British-run cafe named France’s best village bistro by Le Fooding: A small cafe run almost singlehandedly by a British chef has been named France’s best village bistro. Manchester-born Chris Wright set up the Epicerie de Dienne as a shop-cum-cafe in a remote village in the mountainous Cantal region of central France in June.
The History of Butter: Although the time and place when people first created butter is a subject of ongoing debate, most anthropologists agree that butter arrived on the scene with Neolithic people, the first of our Stone Age ancestors who succeeded at domesticating ruminants. Once these early families had milking animals under their control, the invention of different dairy products was an evolutionary next step.
Recipe: Spaghetti alla Amatriciana: I took my ereader on holiday loaded with improving books. I managed Hardy’s Return of the Native but then moved on to the works of American writer John D MacDonald, which feature the exploits of detective Travis McGee. I fell asleep half-way through the fifth instalment of these intrepid adventures (a case of stolen gold statues) and woke at 3.25am on the sofa in our rented house in the Italian Marches. I stumbled up to bed and, as I pulled open the heavy oak door of the bedroom, all manner of hell broke loose. The lights came on, the fan crashed to the floor and the house shook.
The New Vermouth: It’s been a couple of years since Wine Enthusiast published a comprehensive review of vermouth bottlings. And since then, the pool has become considerably deeper. For starters, it’s no longer just white/dry and red/sweet.
Pinot goes global: Red burgundy casts a spell on a high proportion of wine drinkers. When it’s good, it is uniquely hedonistically charged. And when it’s bad, we tend to see it as our fault for having backed the wrong horse in the unpredictable race towards burgundian perfection.
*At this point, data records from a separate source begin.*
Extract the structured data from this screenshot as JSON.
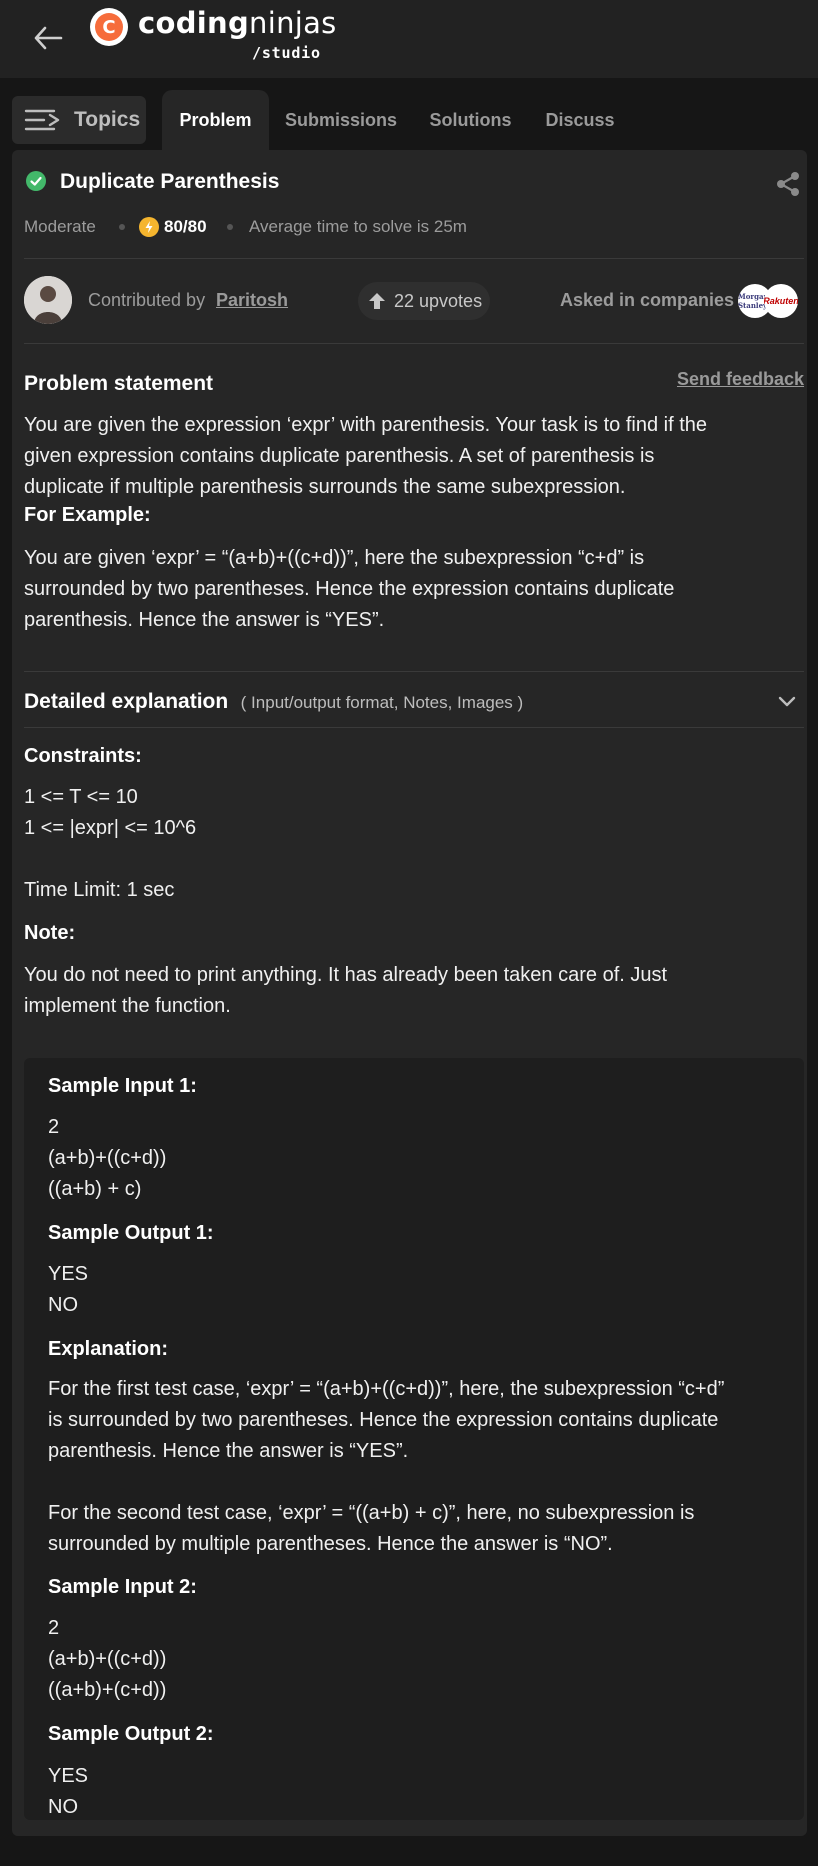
{
  "header": {
    "logo_mark": "C",
    "logo_coding": "coding",
    "logo_ninjas": "ninjas",
    "logo_studio": "/studio"
  },
  "tabs": {
    "topics": "Topics",
    "items": [
      "Problem",
      "Submissions",
      "Solutions",
      "Discuss"
    ],
    "active": "Problem"
  },
  "problem": {
    "title": "Duplicate Parenthesis",
    "difficulty": "Moderate",
    "score": "80/80",
    "avg_time": "Average time to solve is 25m",
    "contributed_prefix": "Contributed by",
    "contributor": "Paritosh",
    "upvotes": "22 upvotes",
    "asked_in": "Asked in companies",
    "companies": [
      "Morgan Stanley",
      "Rakuten"
    ]
  },
  "statement": {
    "heading": "Problem statement",
    "send_feedback": "Send feedback",
    "lines": [
      "You are given the expression ‘expr’ with parenthesis. Your task is to find if the",
      "given expression contains duplicate parenthesis. A set of parenthesis is",
      "duplicate if multiple parenthesis surrounds the same subexpression."
    ],
    "example_heading": "For Example:",
    "example_lines": [
      "You are given ‘expr’ = “(a+b)+((c+d))”, here the subexpression “c+d” is",
      "surrounded by two parentheses. Hence the expression contains duplicate",
      "parenthesis. Hence the answer is “YES”."
    ]
  },
  "detailed": {
    "heading": "Detailed explanation",
    "sub": "( Input/output format, Notes, Images )"
  },
  "constraints": {
    "heading": "Constraints:",
    "lines": [
      "1 <= T <= 10",
      "1 <= |expr| <= 10^6"
    ],
    "time_limit": "Time Limit: 1 sec"
  },
  "note": {
    "heading": "Note:",
    "lines": [
      "You do not need to print anything. It has already been taken care of. Just",
      "implement the function."
    ]
  },
  "samples": {
    "input1_heading": "Sample Input 1:",
    "input1": [
      "2",
      "(a+b)+((c+d))",
      "((a+b) + c)"
    ],
    "output1_heading": "Sample Output 1:",
    "output1": [
      "YES",
      "NO"
    ],
    "explanation_heading": "Explanation:",
    "explanation1": [
      "For the first test case,  ‘expr’ = “(a+b)+((c+d))”, here, the subexpression “c+d”",
      "is surrounded by two parentheses. Hence the expression contains duplicate",
      "parenthesis. Hence the answer is “YES”."
    ],
    "explanation2": [
      "For the second test case, ‘expr’ = “((a+b) + c)”, here, no subexpression is",
      "surrounded by multiple parentheses. Hence the answer is “NO”."
    ],
    "input2_heading": "Sample Input 2:",
    "input2": [
      "2",
      "(a+b)+((c+d))",
      "((a+b)+(c+d))"
    ],
    "output2_heading": "Sample Output 2:",
    "output2": [
      "YES",
      "NO"
    ]
  },
  "colors": {
    "accent_green": "#43b86a",
    "score_yellow": "#f5b52e",
    "logo_orange": "#f66c3b"
  }
}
36 Hours in Malta: Malta contains multitudes. Despite being the smallest member of the European Union, the Mediterranean archipelago below Sicily bears traces of numerous peoples and conquerors: Phoenicians, Carthaginians, Romans, Byzantines, Arabs, Spanish, French and, most notably, the European crusader knights known as the Order of Malta. Preachers (St.Paul), painters (Caravaggio) and politicians (Napoleon) have washed up on the rocky sun-roasted shores and left marks too. The Maltese language is close to Arabic (though English is the second official tongue). And residents drive on the left like the British, who governed the islands for much of the 19th and 20th centuries. The cuisine is infused with Italian flavors and ingredients — to say nothing of rabbit, the national dish — while the architecture ranges from mysterious ancient temples to masterful Baroque-era cathedrals to new postmodern experiments. Rather than try to encapsulate Malta, it’s best to simply plunge in. The walled cities of Valletta and Mdina are your entry points.